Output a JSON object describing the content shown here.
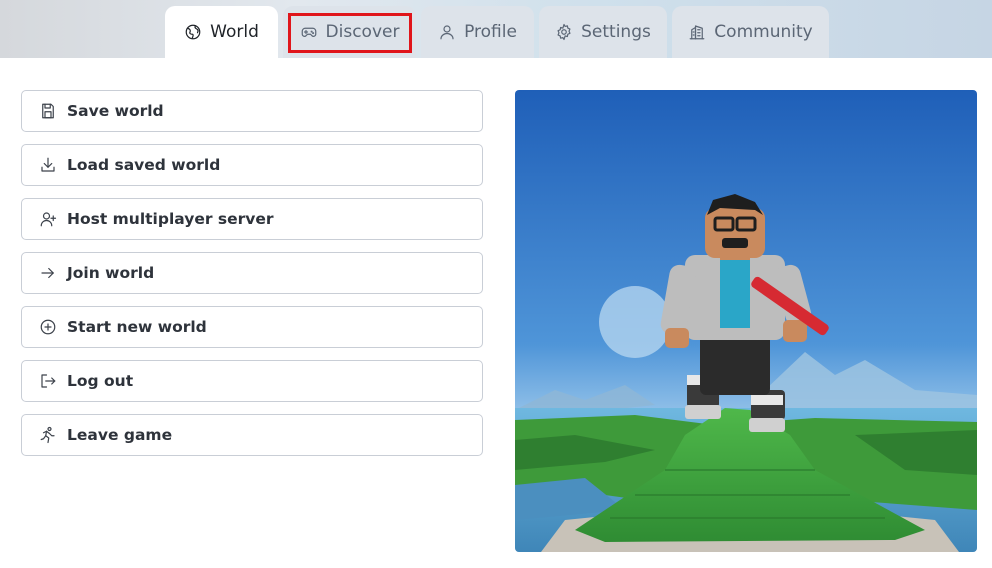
{
  "tabs": [
    {
      "label": "World",
      "icon": "globe-icon",
      "active": true
    },
    {
      "label": "Discover",
      "icon": "gamepad-icon",
      "active": false
    },
    {
      "label": "Profile",
      "icon": "user-icon",
      "active": false
    },
    {
      "label": "Settings",
      "icon": "gear-icon",
      "active": false
    },
    {
      "label": "Community",
      "icon": "building-icon",
      "active": false
    }
  ],
  "menu": [
    {
      "label": "Save world",
      "icon": "save-icon"
    },
    {
      "label": "Load saved world",
      "icon": "download-icon"
    },
    {
      "label": "Host multiplayer server",
      "icon": "user-plus-icon"
    },
    {
      "label": "Join world",
      "icon": "arrow-right-icon"
    },
    {
      "label": "Start new world",
      "icon": "plus-circle-icon"
    },
    {
      "label": "Log out",
      "icon": "logout-icon"
    },
    {
      "label": "Leave game",
      "icon": "running-person-icon"
    }
  ],
  "hero": {
    "description_icon": "avatar-on-hill-image"
  },
  "colors": {
    "highlight": "#e0151b",
    "tab_active_bg": "#ffffff",
    "tab_inactive_bg": "#dde3ea",
    "button_border": "#c9ced6"
  }
}
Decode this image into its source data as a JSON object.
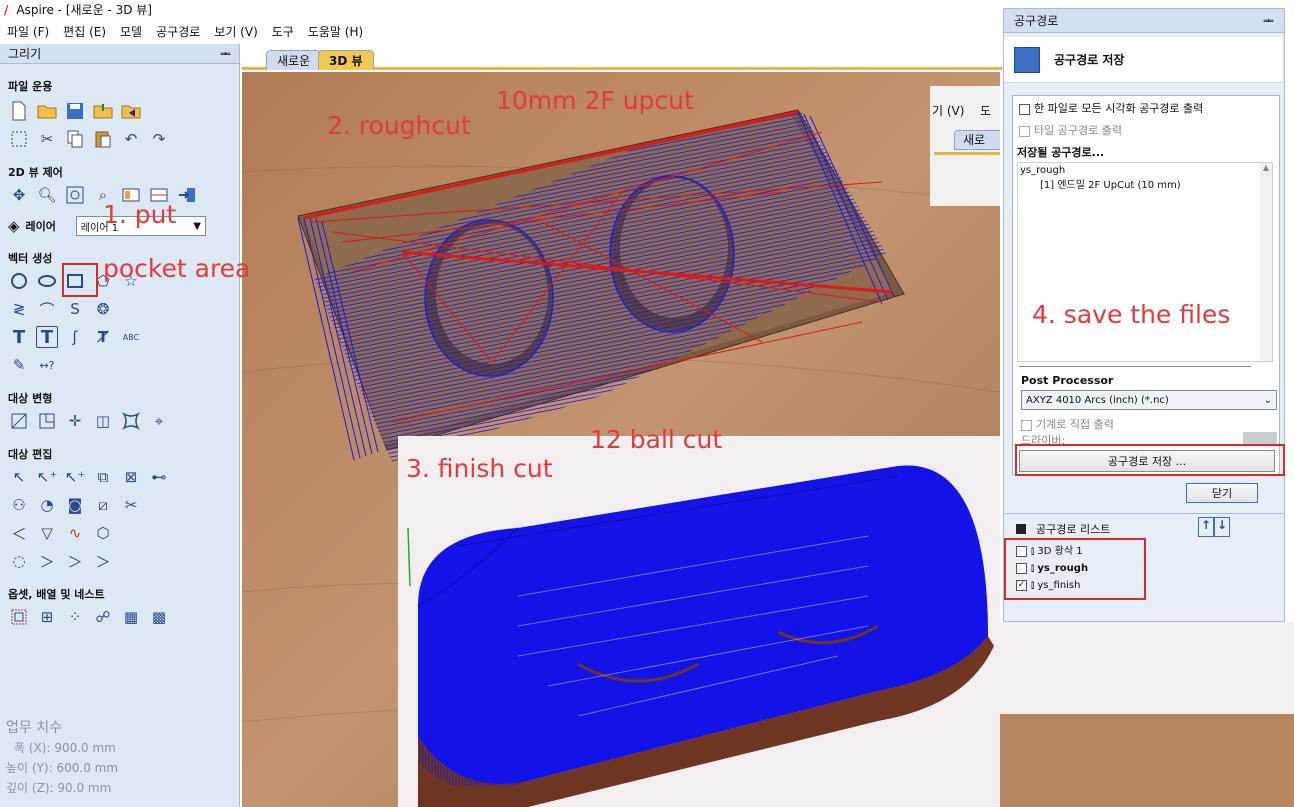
{
  "window": {
    "title": "Aspire - [새로운 - 3D 뷰]"
  },
  "menu": [
    "파일 (F)",
    "편집 (E)",
    "모델",
    "공구경로",
    "보기 (V)",
    "도구",
    "도움말 (H)"
  ],
  "left_panel": {
    "title": "그리기",
    "pin": "ᆂ",
    "sections": {
      "file_ops": "파일 운용",
      "view2d": "2D 뷰 제어",
      "vector_create": "벡터 생성",
      "transform": "대상 변형",
      "edit": "대상 편집",
      "offset": "옵셋, 배열 및 네스트"
    },
    "layer_label": "레이어",
    "layer_value": "레이어 1",
    "dims": {
      "header": "업무 치수",
      "width_label": "폭 (X):",
      "width": "900.0 mm",
      "height_label": "높이 (Y):",
      "height": "600.0 mm",
      "depth_label": "깊이 (Z):",
      "depth": "90.0 mm"
    }
  },
  "tabs": [
    {
      "label": "새로운"
    },
    {
      "label": "3D 뷰"
    }
  ],
  "annotations": {
    "step1_a": "1. put",
    "step1_b": "pocket area",
    "step2": "2. roughcut",
    "tool1": "10mm 2F upcut",
    "step3": "3. finish cut",
    "tool2": "12 ball cut",
    "step4": "4. save the files"
  },
  "background_window": {
    "menu_frag1": "기 (V)",
    "menu_frag2": "도",
    "tab_frag": "새로"
  },
  "right_panel": {
    "title": "공구경로",
    "pin": "ᆂ",
    "header": "공구경로 저장",
    "opt_all": "한 파일로 모든 시각화 공구경로 출력",
    "opt_tile": "타일 공구경로 출력",
    "saved_label": "저장될 공구경로...",
    "saved_group": "ys_rough",
    "saved_item": "[1] 엔드밀 2F UpCut (10 mm)",
    "post_label": "Post Processor",
    "post_value": "AXYZ 4010 Arcs (inch) (*.nc)",
    "direct_output": "기계로 직접 출력",
    "driver_label": "드라이버:",
    "save_btn": "공구경로 저장 ...",
    "close_btn": "닫기",
    "list_title": "공구경로 리스트",
    "list": [
      {
        "name": "3D 황삭 1",
        "checked": false
      },
      {
        "name": "ys_rough",
        "checked": false
      },
      {
        "name": "ys_finish",
        "checked": true
      }
    ]
  },
  "colors": {
    "accent": "#e0b845",
    "annotation": "#e33b3b",
    "toolpath": "#1414e6",
    "panel": "#dde8f5"
  }
}
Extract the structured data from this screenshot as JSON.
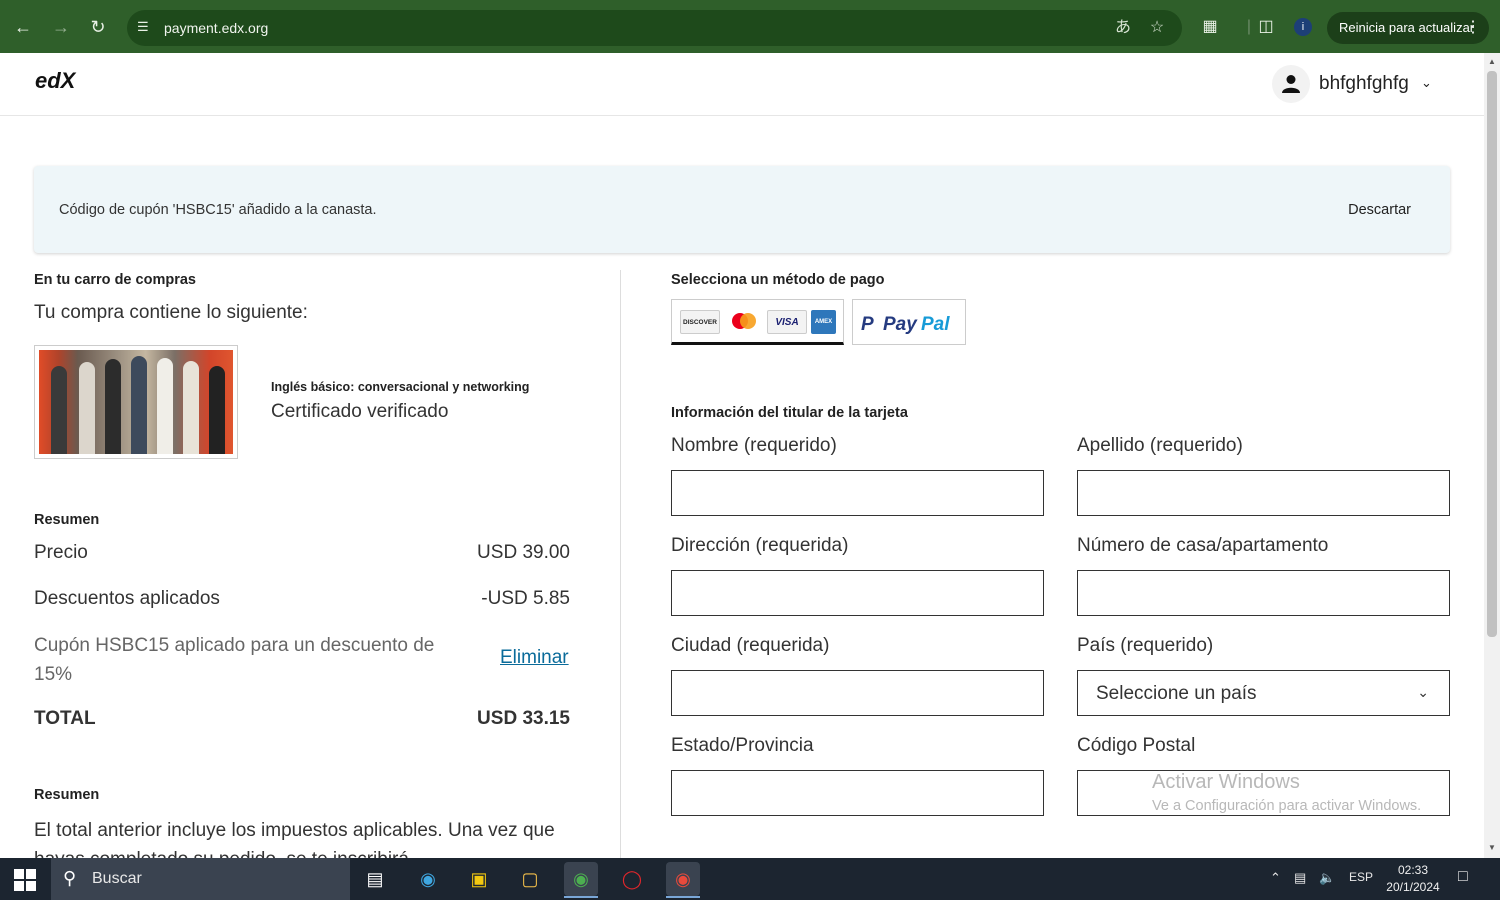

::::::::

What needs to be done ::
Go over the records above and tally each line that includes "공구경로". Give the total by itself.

Output for this task ::
8